This will be the fourth time Bruce has staged the tragic story for the San Diego Opera and its fans. Read More
Neighborhood organizers concerned about the Mobility Plan
By Dave Fidlin
It has been touted as the next step toward making Downtown San Diego a community that is truly friendly toward bicyclists and pedestrians. Read More
By Diana Cavagnaro
Taking it to the sky
A fashion show and luncheon was held at the US Grant Hotel on March 2. The event began with a Champagne social hour and boutique shopping. Guests arrived in all shades of blue, in keeping with the theme, The Sky’s The Limit. Co-chairs were Kristi Pieper, Jacqueline Foster, Bib Herrmann, and the social chair was Margo Schwab and mistress of ceremonies Kelly Embry got the festivities started. One of the big moments of the afternoon was bringing the Spanos Family and San Diego Chargers to the stage for the Light of Hope Award. Read More
By Andy Cohen
In late February, the FBI sued Apple, Inc. to receive the company’s help in decrypting an iPhone 5c used by the couple who killed 14 people in a terror attack in San Bernardino last December. The FBI’s efforts to gain access to a password-protected and encrypted cell phone had utterly and completely failed to that point, and Apple has refused to cooperate. Read More
By Jake Romero | Gaslamp Landmarks
On Jan. 6, 1888, George J. Keating acquired the land that the future building that bears his name would eventually be built upon.

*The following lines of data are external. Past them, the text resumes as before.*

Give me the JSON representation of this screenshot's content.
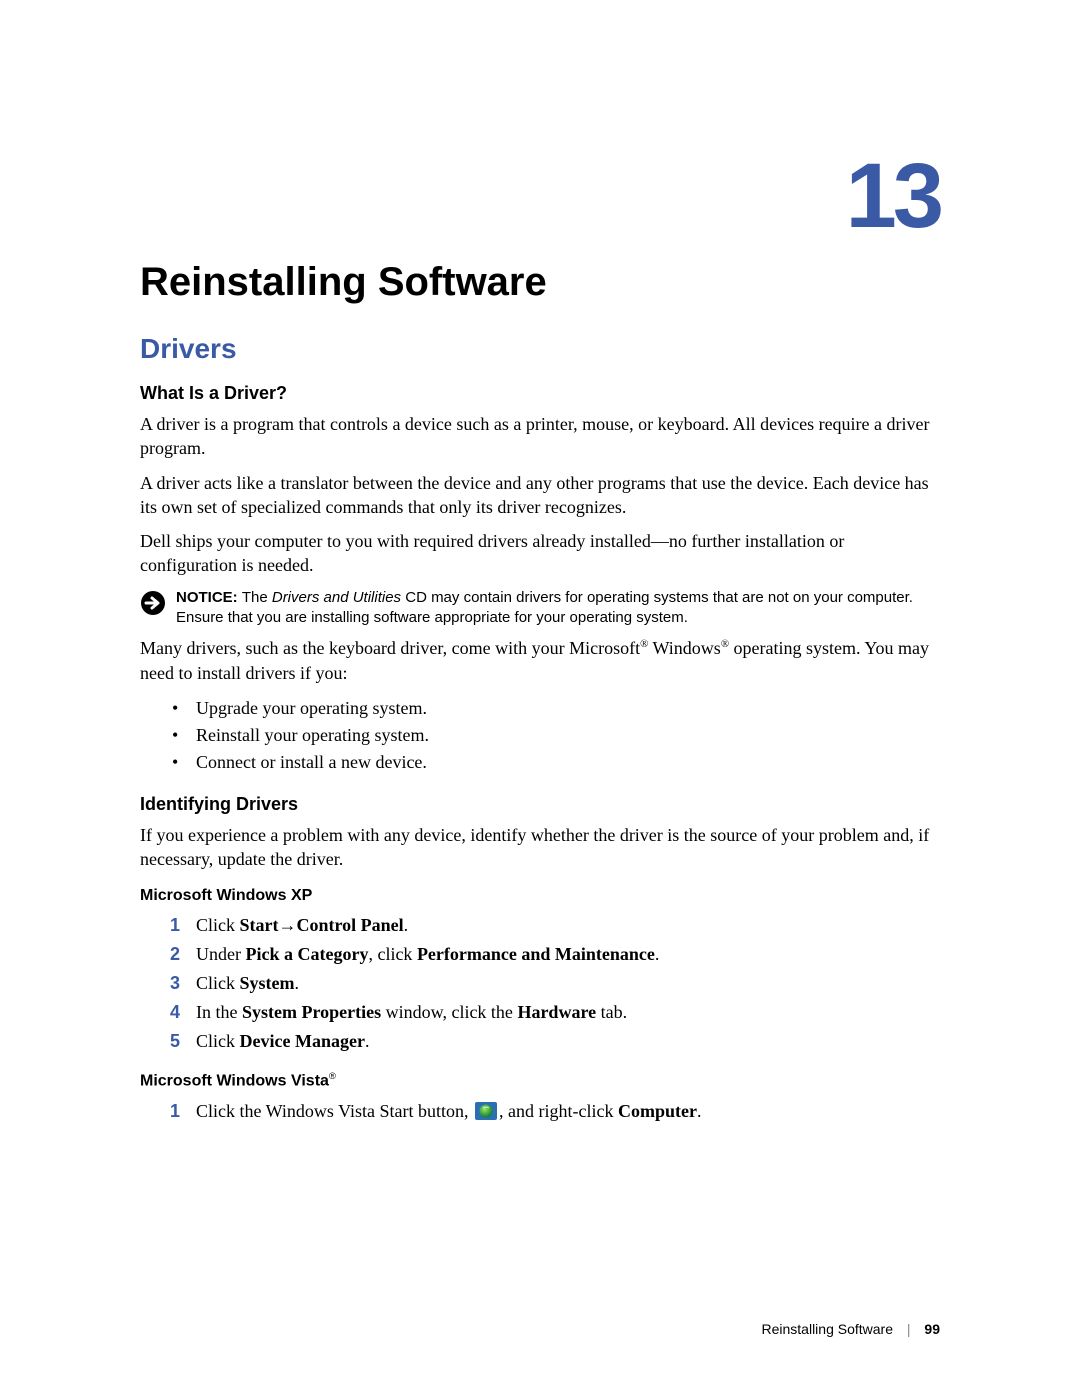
{
  "chapter": {
    "number": "13",
    "title": "Reinstalling Software"
  },
  "section": {
    "title": "Drivers"
  },
  "what_is": {
    "title": "What Is a Driver?",
    "p1": "A driver is a program that controls a device such as a printer, mouse, or keyboard. All devices require a driver program.",
    "p2": "A driver acts like a translator between the device and any other programs that use the device. Each device has its own set of specialized commands that only its driver recognizes.",
    "p3": "Dell ships your computer to you with required drivers already installed—no further installation or configuration is needed."
  },
  "notice": {
    "label": "NOTICE: ",
    "t1": "The ",
    "em": "Drivers and Utilities",
    "t2": " CD may contain drivers for operating systems that are not on your computer. Ensure that you are installing software appropriate for your operating system."
  },
  "many": {
    "t1": "Many drivers, such as the keyboard driver, come with your Microsoft",
    "t2": " Windows",
    "t3": " operating system. You may need to install drivers if you:"
  },
  "bullets": {
    "b1": "Upgrade your operating system.",
    "b2": "Reinstall your operating system.",
    "b3": "Connect or install a new device."
  },
  "identify": {
    "title": "Identifying Drivers",
    "p1": "If you experience a problem with any device, identify whether the driver is the source of your problem and, if necessary, update the driver."
  },
  "xp": {
    "title": "Microsoft Windows XP",
    "s1a": "Click ",
    "s1b": "Start",
    "s1arrow": "→",
    "s1c": "Control Panel",
    "s1d": ".",
    "s2a": "Under ",
    "s2b": "Pick a Category",
    "s2c": ", click ",
    "s2d": "Performance and Maintenance",
    "s2e": ".",
    "s3a": "Click ",
    "s3b": "System",
    "s3c": ".",
    "s4a": "In the ",
    "s4b": "System Properties",
    "s4c": " window, click the ",
    "s4d": "Hardware",
    "s4e": " tab.",
    "s5a": "Click ",
    "s5b": "Device Manager",
    "s5c": "."
  },
  "vista": {
    "title_a": "Microsoft Windows Vista",
    "s1a": "Click the Windows Vista Start button, ",
    "s1b": ", and right-click ",
    "s1c": "Computer",
    "s1d": "."
  },
  "footer": {
    "label": "Reinstalling Software",
    "page": "99"
  },
  "glyphs": {
    "reg": "®"
  }
}
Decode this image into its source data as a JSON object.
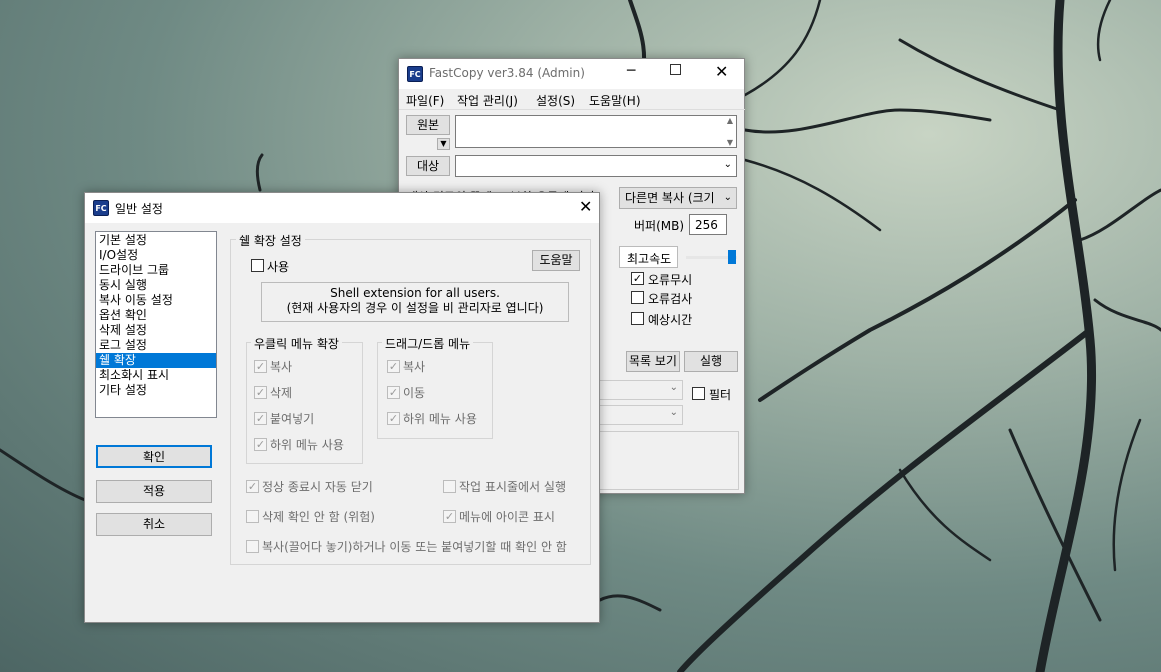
{
  "fastcopy": {
    "title": "FastCopy ver3.84 (Admin)",
    "icon_text": "FC",
    "menu": [
      "파일(F)",
      "작업 관리(J)",
      "설정(S)",
      "도움말(H)"
    ],
    "source_button": "원본",
    "dest_button": "대상",
    "truncated_label": "대상 경로의 끝에 '\\' 부착 유무에 따라",
    "mode_select": "다른면 복사 (크기",
    "buffer_label": "버퍼(MB)",
    "buffer_value": "256",
    "speed_label": "최고속도",
    "checks": [
      {
        "label": "오류무시",
        "checked": true
      },
      {
        "label": "오류검사",
        "checked": false
      },
      {
        "label": "예상시간",
        "checked": false
      }
    ],
    "list_button": "목록 보기",
    "execute_button": "실행",
    "filter_label": "필터"
  },
  "dialog": {
    "title": "일반 설정",
    "icon_text": "FC",
    "categories": [
      "기본 설정",
      "I/O설정",
      "드라이브 그룹",
      "동시 실행",
      "복사 이동 설정",
      "옵션 확인",
      "삭제 설정",
      "로그 설정",
      "쉘 확장",
      "최소화시 표시",
      "기타 설정"
    ],
    "selected_index": 8,
    "ok_button": "확인",
    "apply_button": "적용",
    "cancel_button": "취소",
    "group_title": "쉘 확장 설정",
    "use_label": "사용",
    "use_checked": false,
    "help_button": "도움말",
    "info_line1": "Shell extension for all users.",
    "info_line2": "(현재 사용자의 경우 이 설정을 비 관리자로 엽니다)",
    "right_menu_title": "우클릭 메뉴 확장",
    "right_menu_items": [
      {
        "label": "복사",
        "checked": true
      },
      {
        "label": "삭제",
        "checked": true
      },
      {
        "label": "붙여넣기",
        "checked": true
      },
      {
        "label": "하위 메뉴 사용",
        "checked": true
      }
    ],
    "drag_menu_title": "드래그/드롭 메뉴",
    "drag_menu_items": [
      {
        "label": "복사",
        "checked": true
      },
      {
        "label": "이동",
        "checked": true
      },
      {
        "label": "하위 메뉴 사용",
        "checked": true
      }
    ],
    "auto_close": {
      "label": "정상 종료시 자동 닫기",
      "checked": true
    },
    "taskbar_run": {
      "label": "작업 표시줄에서 실행",
      "checked": false
    },
    "no_delete_confirm": {
      "label": "삭제 확인 안 함 (위험)",
      "checked": false
    },
    "menu_icon": {
      "label": "메뉴에 아이콘 표시",
      "checked": true
    },
    "no_paste_confirm": {
      "label": "복사(끌어다 놓기)하거나 이동 또는 붙여넣기할 때 확인 안 함",
      "checked": false
    }
  }
}
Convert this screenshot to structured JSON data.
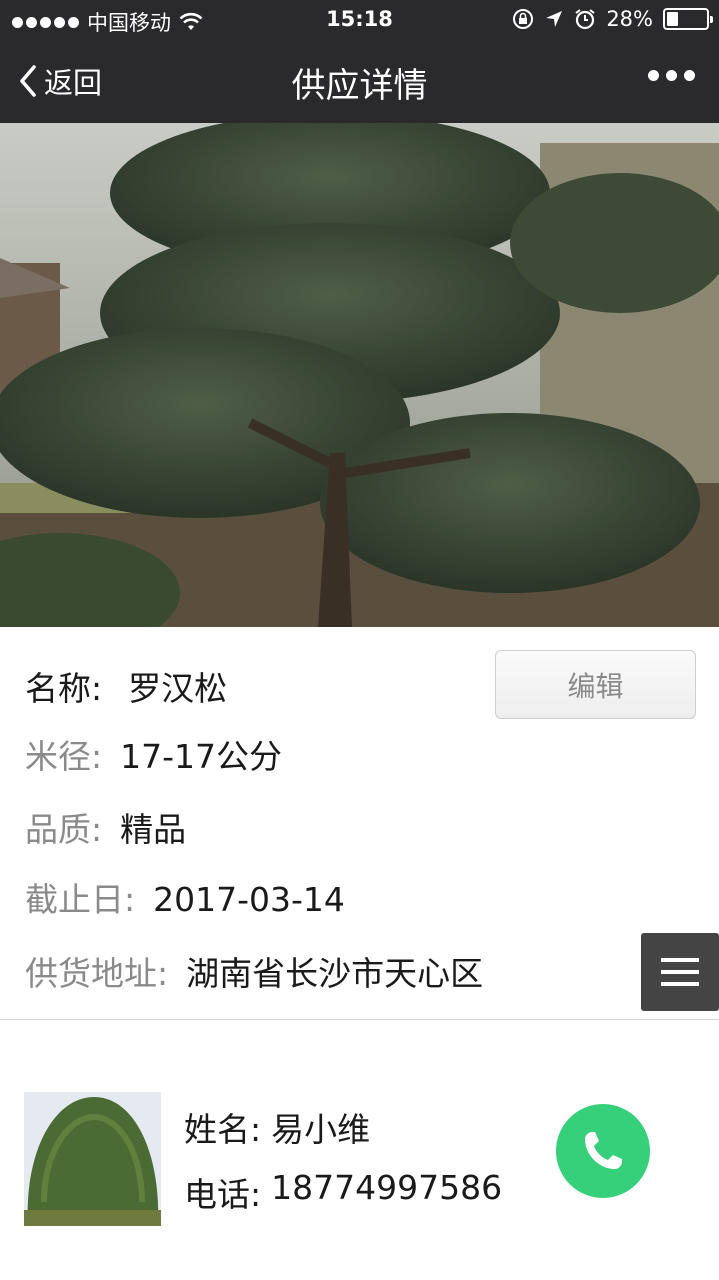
{
  "status_bar": {
    "carrier": "中国移动",
    "time": "15:18",
    "battery": "28%",
    "battery_level": 0.28
  },
  "nav": {
    "back_label": "返回",
    "title": "供应详情"
  },
  "details": {
    "name_label": "名称:",
    "name_value": "罗汉松",
    "diameter_label": "米径:",
    "diameter_value": "17-17公分",
    "quality_label": "品质:",
    "quality_value": "精品",
    "deadline_label": "截止日:",
    "deadline_value": "2017-03-14",
    "address_label": "供货地址:",
    "address_value": "湖南省长沙市天心区",
    "edit_label": "编辑"
  },
  "contact": {
    "name_label": "姓名:",
    "name_value": "易小维",
    "phone_label": "电话:",
    "phone_value": "18774997586"
  },
  "colors": {
    "bar_bg": "#2a2a2c",
    "call_green": "#36d07a",
    "menu_bg": "#444444",
    "label_gray": "#8a8a8a"
  },
  "icons": [
    "signal-dots-icon",
    "wifi-icon",
    "rotation-lock-icon",
    "location-arrow-icon",
    "alarm-icon",
    "battery-icon",
    "back-chevron-icon",
    "more-dots-icon",
    "menu-icon",
    "phone-icon"
  ]
}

Keating, a successful partner in one of the world’s largest farm implement and equipment firms, Smith and Keating, came from Kansas City, Missouri, to San Diego with his wife Fannie in 1886. Read More
Chargers and mayor not on same page
By Scott Lewis
The Chargers asked Mayor Kevin Faulconer and hotel industry leaders over the past week to support a new ballot measure that would significantly raise the hotel-room tax and pave the way for a campus-style convention center and stadium in the East Village. Read More
By Ann Wilson | Growing Balboa Park
It’s spring! I do believe this is my favorite time of the year in Balboa Park. The gardens are at their colorful best, daylight lasts longer and the throngs of summer visitors have not yet arrived.
I urge you to take advantage of the season and take a stroll through our beautiful park. If you’re not sure where to go, take a tour. Park rangers lead tours of the park’s historical and botanical treasures every Tuesday and Saturday at 11 a.m., departing from the visitor’s center in the House of Hospitality on the Prado. Volunteers in the visitor’s center will also be happy to assist you and recommend things to do and places to see. Read More
By Frank Sabatini Jr.
The East Village welcomes its first fast-casual Mexican eatery with the arrival of Oscar’s Mexican Seafood, which has locations in Pacific Beach and Hillcrest. Owner Juan B. Montes De Oca seized the space that formerly housed Toast Enoteca. Read More